This project consisted of both large-scale changes and frequent small revisions.  The first challenge we completed was to modify a servo motor to produce a robust motor that would twist blinds as we wished. 

Next, the team worked on the interface between the motor and blinds, first producing weak and hard-to-install components.  These evolved into a usable system, but they were ultimately scrapped in favor of a less adjustable but simpler and more reliable mount.

This is our first “final” idea. We decided to go with a design that is as simple as possible. Therefore we decided to attached the bottom of the wand to the top and center of the servo, then the rotation of the servo arms would turn the wand. There were several ideas – clips, rubber bands, glue. We knew we need something that could squeeze the wand and would not slip whenever the servo turned. We decided on a corset clasp design which was laser cut out of plastic. Inside there is a foam block which held the wand, and it was synched together with string. This provided force on the wand enough to hold it in place while the servo rotated. However, it is not extremely sturdy and clumsy to install, therefore we searched for a better design and finally settled on the metal rod holder that is used in our final system, which is much cleaner, looks nicer, and is easier to install.

Finall wall mount and blind rod holder.


Working of the Initial System


Similarly, on the electronic side, input and output mechanisms were sometimes incrementally improved, sometimes scrapped for a better design.  The sensor array was changed incrementally, adding or subtracting items to fit what made sense to have as control inputs. 

In contrast, feedback about the state of the blinds was something we struggled with all semester long without finding a suitable solution.  The initial plan (and the final implementation) counts the amount of time the servo spends turning.  However, this is not fitting for long-term operation when error can build over time. 

We experimented with reading a blinds-closed state by measuring the current the servo drew, but that module ended up using too much power itself.  We also investigated a simple mechanical tilt switch that seemed very promising, but implementation was problematic, so we finally returned to time-based control.

In software, there was a continual learning process about how PICs work and how to get them to interact properly with the circuit.  The rest of the work was for our team of relative novices to get more familiar with the C programming language and to design good software.

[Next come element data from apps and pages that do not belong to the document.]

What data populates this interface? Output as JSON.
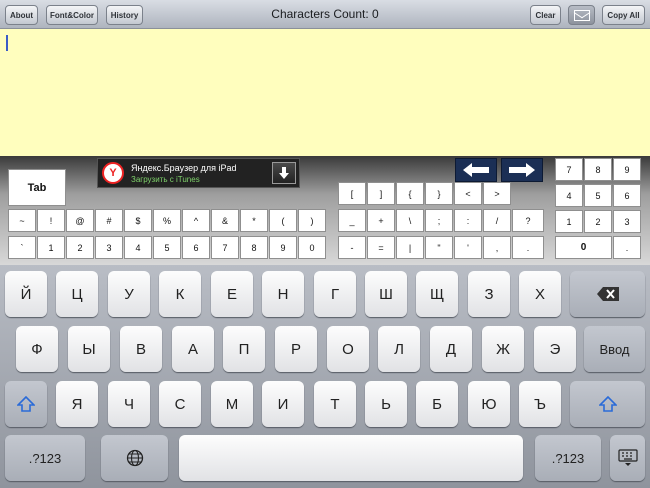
{
  "toolbar": {
    "about": "About",
    "font_color": "Font&Color",
    "history": "History",
    "characters_count": "Characters Count: 0",
    "clear": "Clear",
    "copy_all": "Copy All",
    "mail_icon": "mail-icon"
  },
  "ad": {
    "title": "Яндекс.Браузер для iPad",
    "subtitle": "Загрузить с iTunes",
    "logo_letter": "Y"
  },
  "extra_keys": {
    "tab": "Tab",
    "row1": [
      "[",
      "]",
      "{",
      "}",
      "<",
      ">"
    ],
    "row2": [
      "~",
      "!",
      "@",
      "#",
      "$",
      "%",
      "^",
      "&",
      "*",
      "(",
      ")",
      "_",
      "+",
      "\\",
      ";",
      ":",
      "/",
      "?"
    ],
    "row3": [
      "`",
      "1",
      "2",
      "3",
      "4",
      "5",
      "6",
      "7",
      "8",
      "9",
      "0",
      "-",
      "=",
      "|",
      "\"",
      "'",
      ",",
      "."
    ],
    "numpad": [
      "7",
      "8",
      "9",
      "4",
      "5",
      "6",
      "1",
      "2",
      "3",
      "0",
      "."
    ]
  },
  "keyboard": {
    "row1": [
      "Й",
      "Ц",
      "У",
      "К",
      "Е",
      "Н",
      "Г",
      "Ш",
      "Щ",
      "З",
      "Х"
    ],
    "row2": [
      "Ф",
      "Ы",
      "В",
      "А",
      "П",
      "Р",
      "О",
      "Л",
      "Д",
      "Ж",
      "Э"
    ],
    "row3": [
      "Я",
      "Ч",
      "С",
      "М",
      "И",
      "Т",
      "Ь",
      "Б",
      "Ю",
      "Ъ"
    ],
    "enter": "Ввод",
    "numbers_left": ".?123",
    "numbers_right": ".?123"
  },
  "colors": {
    "text_area": "#fffebe",
    "arrow_keys": "#1b2f55",
    "shift_icon": "#2a6bd8"
  }
}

Throughout the project, we spent a total of $68.80, as shown below. The cost of a single prototype would be $34.95.

Item Quantity Cost (Total)
Servo (STD53) 3 $30.00
Foam Stickies 2 $4.00
Temperature Sensor (LM35DT) 1 $3.00
Light Sensor 1 $0.60
Transistor (IRF1104) 1 $5.00
Diode 1 $1.00
Buttons 2 $0.60
Battery holder 1 $1.00
Quad op-amp (LM324) 1 $2.00
Pic (18F2455) 1 $4.00
Resistors 10 $0.10
Capacitor 1 $0.25
10 k power resistor 1 $0.25
Breadboard 1 $10.00
USB port 1 $7